John Russell, a widower, moves into a large mansion, and soon realizes that he is not alone–the ghost is of a young boy, murdered in the early 1900s. John dedicates himself to solving the mystery. This is an intelligent, highly atmospheric movie, dedicated to slow creeping scares as opposed to jump-around-a-corner shocks. George C. Scott does a phenomenal job as John Russell–making this one of Thea’s all time favorite haunted house films.
Another movie allegedly based on a true story – that of Carla Moran, a woman constantly tormented by an unseen entity that attacks her sexually. After being raped twice by the invisible being, Carla seeks the help of a psychiatrist thinking she is developing a mental illness; but after one of these assaults is witnessed by one of her friends, Carla seeks the help of a team of parapsychologists leading up to a showdown with the entity who becomes sort of corporeal – an event witnessed by her own psychiatrist. There is a book with the same title, by Frank DeFelitta which provides a more detailed account and it is highly disturbing. The movie states that Carla carried on suffering the attacks.
Lady in White

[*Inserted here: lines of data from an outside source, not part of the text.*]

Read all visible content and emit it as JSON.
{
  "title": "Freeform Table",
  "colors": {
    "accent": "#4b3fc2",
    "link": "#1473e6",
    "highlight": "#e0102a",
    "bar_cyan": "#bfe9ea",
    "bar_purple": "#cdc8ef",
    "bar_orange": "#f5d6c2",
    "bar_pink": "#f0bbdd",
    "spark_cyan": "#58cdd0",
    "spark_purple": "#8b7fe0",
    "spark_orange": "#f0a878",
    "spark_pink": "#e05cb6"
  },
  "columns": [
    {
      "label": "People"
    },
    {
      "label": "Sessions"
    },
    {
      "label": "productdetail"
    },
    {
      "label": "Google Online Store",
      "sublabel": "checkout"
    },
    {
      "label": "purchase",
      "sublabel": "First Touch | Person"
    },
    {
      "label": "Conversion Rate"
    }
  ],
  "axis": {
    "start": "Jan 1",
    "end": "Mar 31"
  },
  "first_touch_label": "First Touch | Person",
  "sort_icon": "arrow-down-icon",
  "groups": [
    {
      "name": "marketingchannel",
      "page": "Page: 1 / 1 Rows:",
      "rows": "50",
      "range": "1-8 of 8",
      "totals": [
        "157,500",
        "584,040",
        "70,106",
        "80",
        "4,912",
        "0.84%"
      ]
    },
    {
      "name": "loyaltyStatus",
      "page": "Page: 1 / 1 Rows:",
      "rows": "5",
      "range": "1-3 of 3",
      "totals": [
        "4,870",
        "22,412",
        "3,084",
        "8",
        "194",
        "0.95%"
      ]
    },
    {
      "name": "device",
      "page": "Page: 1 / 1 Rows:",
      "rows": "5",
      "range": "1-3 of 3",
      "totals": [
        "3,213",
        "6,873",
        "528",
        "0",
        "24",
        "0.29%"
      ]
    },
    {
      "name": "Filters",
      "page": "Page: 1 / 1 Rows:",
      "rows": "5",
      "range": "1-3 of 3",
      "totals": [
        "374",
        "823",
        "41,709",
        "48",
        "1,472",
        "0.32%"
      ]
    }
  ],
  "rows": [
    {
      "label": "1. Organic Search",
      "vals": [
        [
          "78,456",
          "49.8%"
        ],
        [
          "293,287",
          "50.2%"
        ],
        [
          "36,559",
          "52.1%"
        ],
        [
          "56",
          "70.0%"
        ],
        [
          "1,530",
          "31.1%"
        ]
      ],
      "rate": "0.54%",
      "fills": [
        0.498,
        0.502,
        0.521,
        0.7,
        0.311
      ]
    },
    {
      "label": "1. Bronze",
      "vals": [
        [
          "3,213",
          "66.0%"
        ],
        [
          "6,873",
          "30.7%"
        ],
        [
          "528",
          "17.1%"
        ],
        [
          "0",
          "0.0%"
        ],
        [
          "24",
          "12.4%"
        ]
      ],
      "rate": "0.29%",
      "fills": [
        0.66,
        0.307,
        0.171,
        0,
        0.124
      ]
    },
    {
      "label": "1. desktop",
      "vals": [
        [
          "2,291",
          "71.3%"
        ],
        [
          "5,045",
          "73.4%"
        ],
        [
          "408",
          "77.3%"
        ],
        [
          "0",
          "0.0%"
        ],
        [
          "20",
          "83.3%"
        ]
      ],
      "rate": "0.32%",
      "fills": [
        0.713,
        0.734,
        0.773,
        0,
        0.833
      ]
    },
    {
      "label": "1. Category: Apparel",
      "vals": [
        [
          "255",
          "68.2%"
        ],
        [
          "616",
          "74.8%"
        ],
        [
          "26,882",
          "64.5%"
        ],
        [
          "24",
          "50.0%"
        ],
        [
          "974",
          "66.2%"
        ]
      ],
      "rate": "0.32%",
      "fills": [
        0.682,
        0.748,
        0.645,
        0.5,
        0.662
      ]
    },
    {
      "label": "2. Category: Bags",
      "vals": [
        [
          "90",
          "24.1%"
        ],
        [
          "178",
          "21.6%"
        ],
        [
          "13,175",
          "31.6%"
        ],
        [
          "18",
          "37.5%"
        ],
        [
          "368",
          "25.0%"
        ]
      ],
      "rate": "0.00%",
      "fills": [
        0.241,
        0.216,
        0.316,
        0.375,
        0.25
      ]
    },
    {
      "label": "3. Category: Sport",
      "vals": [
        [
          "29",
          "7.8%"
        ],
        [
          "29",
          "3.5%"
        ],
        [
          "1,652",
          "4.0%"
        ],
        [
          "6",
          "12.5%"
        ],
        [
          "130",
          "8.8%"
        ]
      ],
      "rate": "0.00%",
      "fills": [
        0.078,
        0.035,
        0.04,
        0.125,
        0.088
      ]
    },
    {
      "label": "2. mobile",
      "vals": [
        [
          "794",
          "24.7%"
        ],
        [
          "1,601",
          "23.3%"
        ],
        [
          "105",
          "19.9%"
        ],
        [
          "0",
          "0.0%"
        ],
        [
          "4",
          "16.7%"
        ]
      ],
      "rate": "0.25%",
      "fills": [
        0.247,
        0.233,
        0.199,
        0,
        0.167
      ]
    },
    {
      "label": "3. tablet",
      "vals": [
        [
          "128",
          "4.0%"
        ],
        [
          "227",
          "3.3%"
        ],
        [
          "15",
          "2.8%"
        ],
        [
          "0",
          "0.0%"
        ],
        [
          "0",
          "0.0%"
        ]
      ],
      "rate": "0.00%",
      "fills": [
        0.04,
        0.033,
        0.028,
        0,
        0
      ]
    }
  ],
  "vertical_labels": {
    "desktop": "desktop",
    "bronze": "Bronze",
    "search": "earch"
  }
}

Lady in White is an 80s movies where a small boy , on Halloween night is locked at his school and ends up witnessing the ghostly replay of a young girl’s murder that took place 10 years before. The murderer has never been found and the ghost of the young girl, the Lady in White of the title, is still seeking for her daughter. The one scene where with the empty rocking chair and the Lady In White standing outside the window is possibly the reason why Ana will not sleep with the curtains open.
Lady in White is a great movie not only for its scare factor (High!) and atmosphere but also because it is highly emotional – who wouldn’t pity a mother desperate to find her daughter?
The Sixth Sense
The movie that established M. Night Shyamalan as the master of the Twist endings and bumped him into stardom. Bruce Willis plays the child psychologist who helps the frightened nine year old Cole to find a purpose for his gift of …talking to ghosts.
Who saw the twist coming on this one? (*Ana raises hand*: I did! I did!)
(Ana had to sleep with the lights on for 6 months after watching this movie. )
(Thea thought it was quite good too, but not nearly as scary as she would have liked *ninja*)
A psychological, atmospheric horror movie by Alejandro Amenábar, with Nicole Kidman playing widower Grace Stewart. She lives in a country estate along with her two children who suffer from photosensitivity. Little by little, odd events begin to occur and Grace starts to think that they are not alone – her daughter draws pictures of people that she sees around the house, a piano plays from inside a locked room when no one is there, doors open and close and they start to think that there are Others. But who are these Others?
Again, did anyone see the twist coming? (*Thea raises her hand*: I did! Blaaaaaah Nicole Kidman annoys me.)
So, these are some of our favorite (Hollywood made) ghost movies – what are yours?